Meanwhile, the Rasmussen Reports daily Presidential Tracking Poll for Monday shows that 26% of the nation’s voters Strongly Approve of the way that Barack Obama is performing his role as president. Forty-two percent (42%) strongly disapprove.

“Matchups between President Obama and GOP hopefuls shift along with the president’s Job Approval ratings. As a result, with the president’s overall approval ratings down six points since Valentine’s Day, the general election polling is looking weaker for the incumbent.  It remains to be seen, of course, if this is merely statistical noise or a lasting change signaling that the president’s recent bounce in the polls has come to an end,” the polling firm notes.

“For the first time since late December 2011, Mitt Romney leads the president in a hypothetical 2012 matchup. Romney earns 45% of the vote, while the president attracts support from 43%. Romney holds a nine-point advantage among unaffiliated voters,” Rasmussen says. “For the first time ever, Texas Congressman Ron Paul also leads the president. In that matchup, 43% prefer Paul and 41% Obama. Ten percent (10%) would vote for some other option, a figure that includes 17% of Republicans.”

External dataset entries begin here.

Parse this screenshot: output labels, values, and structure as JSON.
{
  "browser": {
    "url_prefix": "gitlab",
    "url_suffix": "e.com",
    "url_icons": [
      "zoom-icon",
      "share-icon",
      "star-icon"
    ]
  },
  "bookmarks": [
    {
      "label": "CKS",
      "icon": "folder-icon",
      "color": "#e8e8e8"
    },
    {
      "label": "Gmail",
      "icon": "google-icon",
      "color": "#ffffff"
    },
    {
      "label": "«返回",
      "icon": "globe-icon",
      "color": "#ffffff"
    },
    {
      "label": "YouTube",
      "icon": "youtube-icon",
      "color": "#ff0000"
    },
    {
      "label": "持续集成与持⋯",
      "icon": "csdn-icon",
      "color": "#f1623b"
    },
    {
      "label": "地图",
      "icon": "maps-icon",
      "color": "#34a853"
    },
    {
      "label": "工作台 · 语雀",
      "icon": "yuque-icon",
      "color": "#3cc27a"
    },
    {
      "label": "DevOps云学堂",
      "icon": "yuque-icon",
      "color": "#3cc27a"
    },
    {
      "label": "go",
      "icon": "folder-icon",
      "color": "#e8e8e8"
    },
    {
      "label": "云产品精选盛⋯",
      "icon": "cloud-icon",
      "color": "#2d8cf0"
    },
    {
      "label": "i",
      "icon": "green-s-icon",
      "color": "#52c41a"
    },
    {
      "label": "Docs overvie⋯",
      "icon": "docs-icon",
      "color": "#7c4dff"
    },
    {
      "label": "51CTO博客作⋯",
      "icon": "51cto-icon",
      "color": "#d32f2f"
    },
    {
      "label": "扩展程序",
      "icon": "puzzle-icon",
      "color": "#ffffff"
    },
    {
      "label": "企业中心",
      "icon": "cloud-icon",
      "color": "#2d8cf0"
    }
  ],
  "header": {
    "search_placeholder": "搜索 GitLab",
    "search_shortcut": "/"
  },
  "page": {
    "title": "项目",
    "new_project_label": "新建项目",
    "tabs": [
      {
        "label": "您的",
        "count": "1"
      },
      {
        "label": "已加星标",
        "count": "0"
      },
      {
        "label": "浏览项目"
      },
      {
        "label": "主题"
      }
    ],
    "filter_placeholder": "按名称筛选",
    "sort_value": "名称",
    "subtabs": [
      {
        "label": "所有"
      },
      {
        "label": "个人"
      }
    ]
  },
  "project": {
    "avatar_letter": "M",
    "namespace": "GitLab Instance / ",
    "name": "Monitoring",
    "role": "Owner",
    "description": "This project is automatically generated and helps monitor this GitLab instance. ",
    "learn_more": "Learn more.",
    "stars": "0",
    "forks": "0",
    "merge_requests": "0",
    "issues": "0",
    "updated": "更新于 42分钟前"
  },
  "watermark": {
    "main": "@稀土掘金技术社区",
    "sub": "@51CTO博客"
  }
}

“If former Senator Rick Santorum is the Republican nominee, the president leads by two, 45% to 43%. With former House Speaker Newt Gingrich as his opponent, the president enjoys a 10-point lead, 49% to 39%,” it continues.

The swing states poll of 1,137 registered voters was taken Feb. 14-21. In addition, a national survey of 881 registered voters was taken Feb. 20-21. The margin of error for each is +/-4 percentage points.